The response should be the data again, identical in every line.

Page and application data records
● ● ●
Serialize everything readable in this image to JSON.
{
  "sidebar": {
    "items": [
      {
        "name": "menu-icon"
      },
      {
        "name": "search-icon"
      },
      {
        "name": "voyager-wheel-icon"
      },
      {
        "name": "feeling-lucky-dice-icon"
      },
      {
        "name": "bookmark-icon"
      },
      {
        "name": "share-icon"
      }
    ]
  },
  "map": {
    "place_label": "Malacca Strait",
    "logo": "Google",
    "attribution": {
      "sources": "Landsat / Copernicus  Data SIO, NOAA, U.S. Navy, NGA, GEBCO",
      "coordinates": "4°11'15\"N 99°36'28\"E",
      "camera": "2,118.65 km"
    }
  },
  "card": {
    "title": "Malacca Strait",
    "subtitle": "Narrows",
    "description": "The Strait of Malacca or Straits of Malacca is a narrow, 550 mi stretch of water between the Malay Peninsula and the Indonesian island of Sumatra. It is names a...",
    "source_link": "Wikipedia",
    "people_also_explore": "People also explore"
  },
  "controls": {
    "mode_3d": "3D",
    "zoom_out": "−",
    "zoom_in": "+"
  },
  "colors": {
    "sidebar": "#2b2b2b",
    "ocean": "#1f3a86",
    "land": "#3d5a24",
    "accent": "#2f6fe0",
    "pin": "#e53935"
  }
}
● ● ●
RESULT FOR THIS EXERCISE
Serialize everything readable in this image to JSON.
{
  "sidebar": {
    "items": [
      {
        "name": "menu-icon"
      },
      {
        "name": "search-icon"
      },
      {
        "name": "voyager-wheel-icon"
      },
      {
        "name": "feeling-lucky-dice-icon"
      },
      {
        "name": "bookmark-icon"
      },
      {
        "name": "share-icon"
      }
    ]
  },
  "map": {
    "place_label": "Malacca Strait",
    "logo": "Google",
    "attribution": {
      "sources": "Landsat / Copernicus  Data SIO, NOAA, U.S. Navy, NGA, GEBCO",
      "coordinates": "4°11'15\"N 99°36'28\"E",
      "camera": "2,118.65 km"
    }
  },
  "card": {
    "title": "Malacca Strait",
    "subtitle": "Narrows",
    "description": "The Strait of Malacca or Straits of Malacca is a narrow, 550 mi stretch of water between the Malay Peninsula and the Indonesian island of Sumatra. It is names a...",
    "source_link": "Wikipedia",
    "people_also_explore": "People also explore"
  },
  "controls": {
    "mode_3d": "3D",
    "zoom_out": "−",
    "zoom_in": "+"
  },
  "colors": {
    "sidebar": "#2b2b2b",
    "ocean": "#1f3a86",
    "land": "#3d5a24",
    "accent": "#2f6fe0",
    "pin": "#e53935"
  }
}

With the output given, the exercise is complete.